Soldiers and family member gathered on Hamilton Field to formally welcome home the troops of the 45th Sustainment Brigade during a redeployment ceremony Jan. 21 at Schofield Barracks.
The 45th Sust. Brigade deployed for a year-long mission in Afghanistan to provide logistical support for a myriad of units stretching across an entire country in support of Operation Enduring Freedom. Maj. Gen. Michael J. Terry, commanding general, 8th Theater Sustainment Command, summed up the gathered Soldiers as heroes on the battlefield.
"The 45th Sustainment Brigade operated in a highly dangerous environment for a full year," Terry said. "They served with bravery and courage, accomplishing their mission without fame or fanfare, day in and day out to take care of the troops on the ground."

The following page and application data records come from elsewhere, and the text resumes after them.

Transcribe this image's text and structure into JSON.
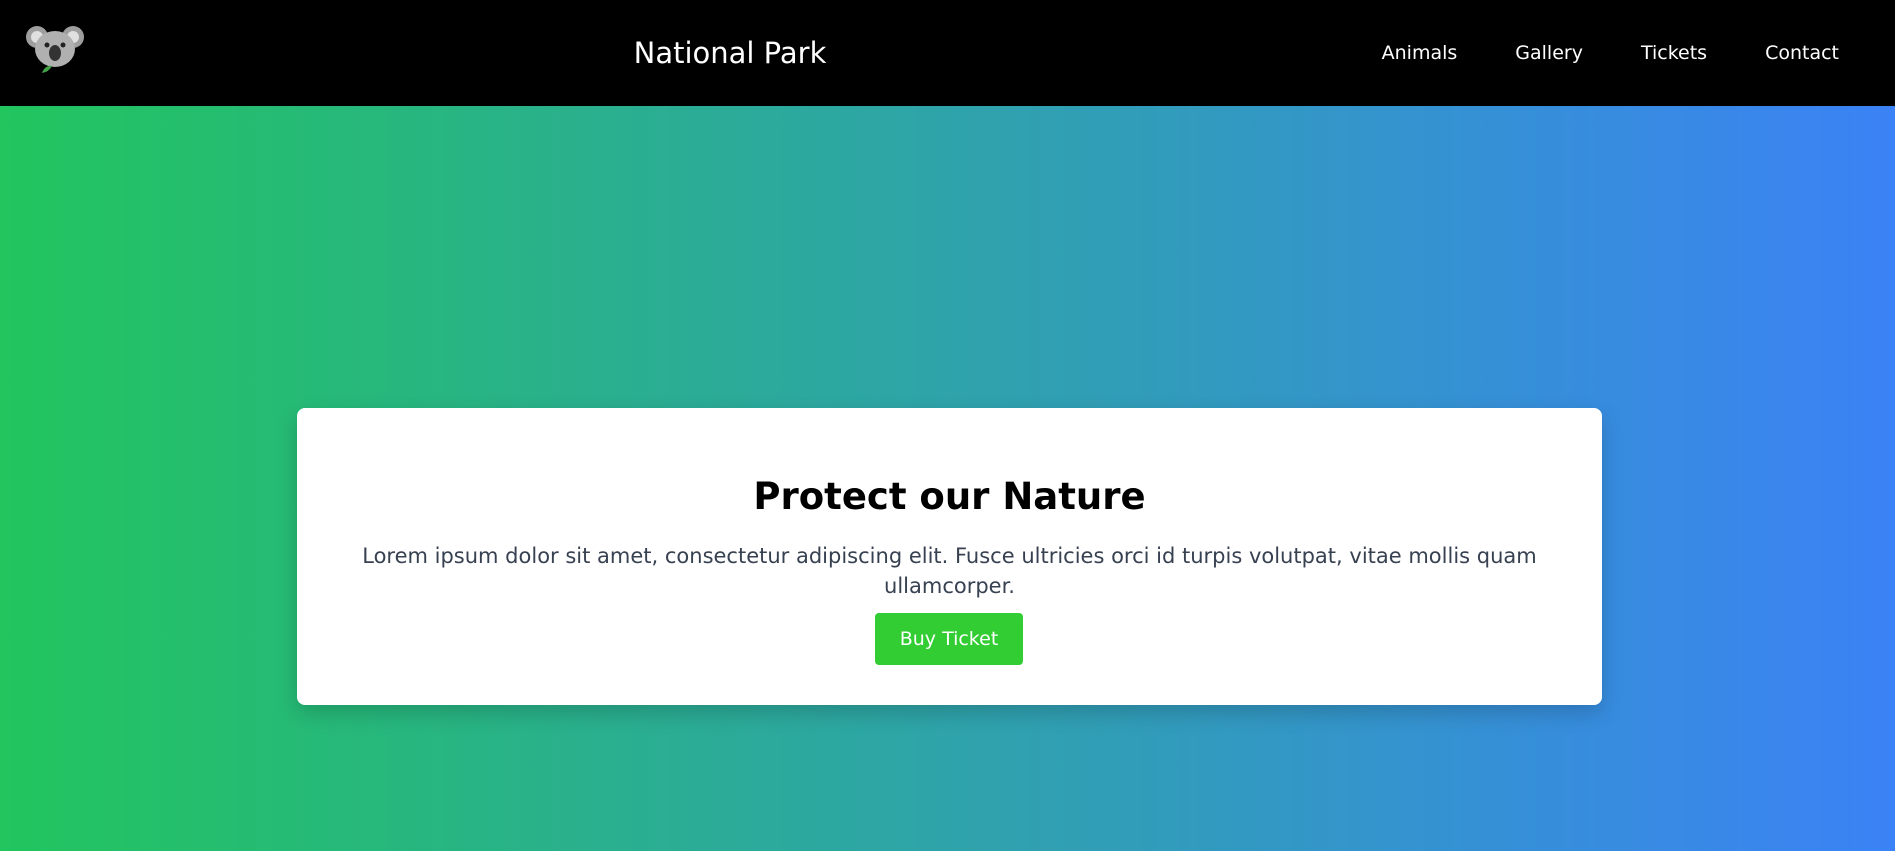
{
  "header": {
    "logo_icon": "koala-icon",
    "title": "National Park",
    "nav": [
      {
        "label": "Animals"
      },
      {
        "label": "Gallery"
      },
      {
        "label": "Tickets"
      },
      {
        "label": "Contact"
      }
    ]
  },
  "hero": {
    "gradient_start": "#22c55e",
    "gradient_end": "#3b82f6",
    "card": {
      "title": "Protect our Nature",
      "text": "Lorem ipsum dolor sit amet, consectetur adipiscing elit. Fusce ultricies orci id turpis volutpat, vitae mollis quam ullamcorper.",
      "button_label": "Buy Ticket",
      "button_color": "#32cd32"
    }
  }
}
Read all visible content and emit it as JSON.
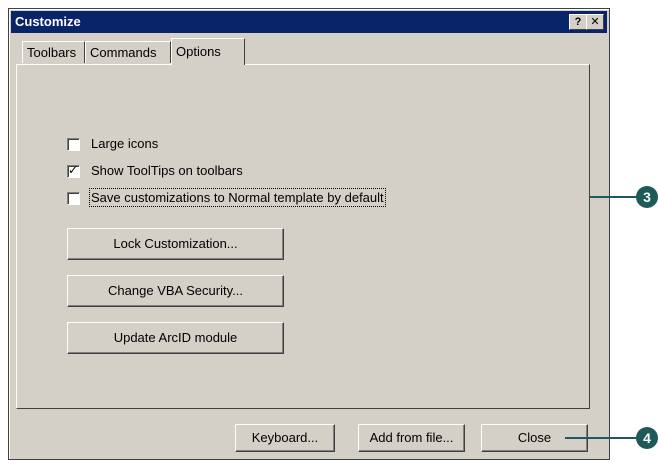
{
  "window": {
    "title": "Customize",
    "help_glyph": "?",
    "close_glyph": "✕"
  },
  "tabs": [
    {
      "label": "Toolbars",
      "active": false
    },
    {
      "label": "Commands",
      "active": false
    },
    {
      "label": "Options",
      "active": true
    }
  ],
  "options": {
    "checkboxes": [
      {
        "label": "Large icons",
        "checked": false
      },
      {
        "label": "Show ToolTips on toolbars",
        "checked": true
      },
      {
        "label": "Save customizations to Normal template by default",
        "checked": false
      }
    ],
    "buttons": [
      {
        "label": "Lock Customization..."
      },
      {
        "label": "Change VBA Security..."
      },
      {
        "label": "Update ArcID module"
      }
    ]
  },
  "footer": {
    "keyboard_label": "Keyboard...",
    "add_from_file_label": "Add from file...",
    "close_label": "Close"
  },
  "callouts": [
    {
      "number": "3"
    },
    {
      "number": "4"
    }
  ],
  "colors": {
    "title_bar": "#0a246a",
    "dialog_face": "#d4d0c8",
    "callout": "#1e5a5a"
  }
}
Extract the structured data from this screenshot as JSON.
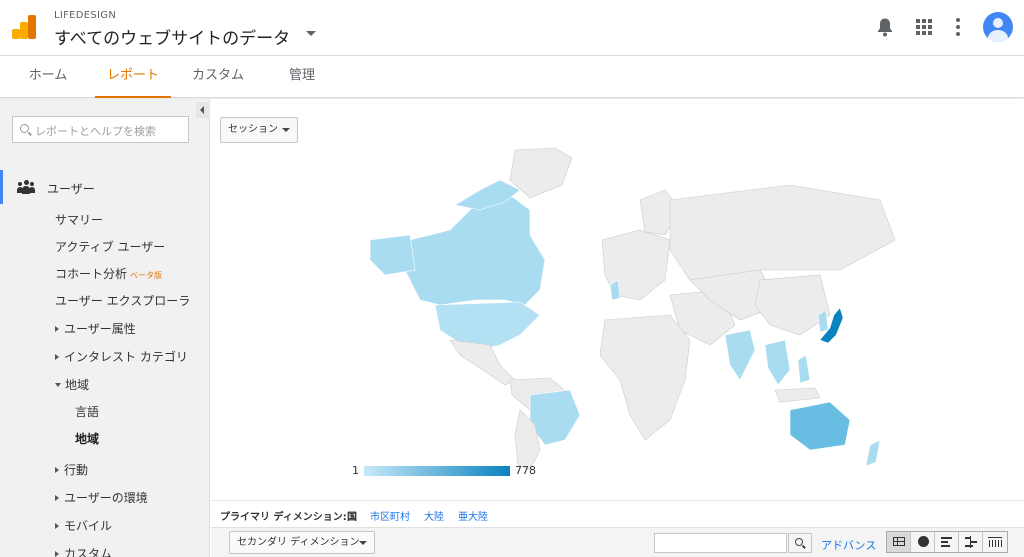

The brigade achieved several significant accomplishments during their deployment, which include more than 500 missions and over 855,000 miles on the dangerous roads of Afghanistan. Some statistics include: distributing 150 million gallons of fuel, constructing and certifying 10 forward supply points, along with supporting the surge from 56,000 to 80,000 military, civilian, and coalition personnel in 200 separate forward operating bases and combat outposts.
"It's great to have you all home," Terry said to the troops. "Be safe in everything you do, and take care of each other as you as you reconnect with your family and friends here in Hawaii."
Col. Clay Hatcher, commander, 45th Sustainment Brigade, called the deployment a logistical milestone for any support unit arriving in Afghanistan.
"Soldiers, you built the foundation for future success in what many people call one of the most logistically challenged environments," he said. "You rose to that challenge and met all our expectations and then some. At the end of the day, supporting Soldier across the country was the constant success of the Soldier of Task Force Lightning Support."
Spc. Andrew Orr, a signal support specialist with Company, B, 45th Sust. Bde., said the work load was a challenge but looking back on the deployment, he credits It for having helped groom him into a better more well-rounded Soldier.
"One of the biggest things I wanted to learn from this experience was how I'd react to situations," he said. "I wanted to learn my job downrange, so all the training I received, boiled down to that moment I got on the plane for my first deployment. It taught me and showed me my true self. I soldiered up, and things I didn't think I was capable of. I worked in a tough environment with long hours and in not the most perfect of locations, which will help me in any future tour."
He added, "When you think about jobs in the Army, you never really understand how important some tasks are for success but that all changed one day when I saw and hear firsthand what our efforts provided for the war fighters. You get a lot of renewed respect for what you do in the Army because you can see the bigger scheme of what your job does for everyone, like in our case - for a whole country."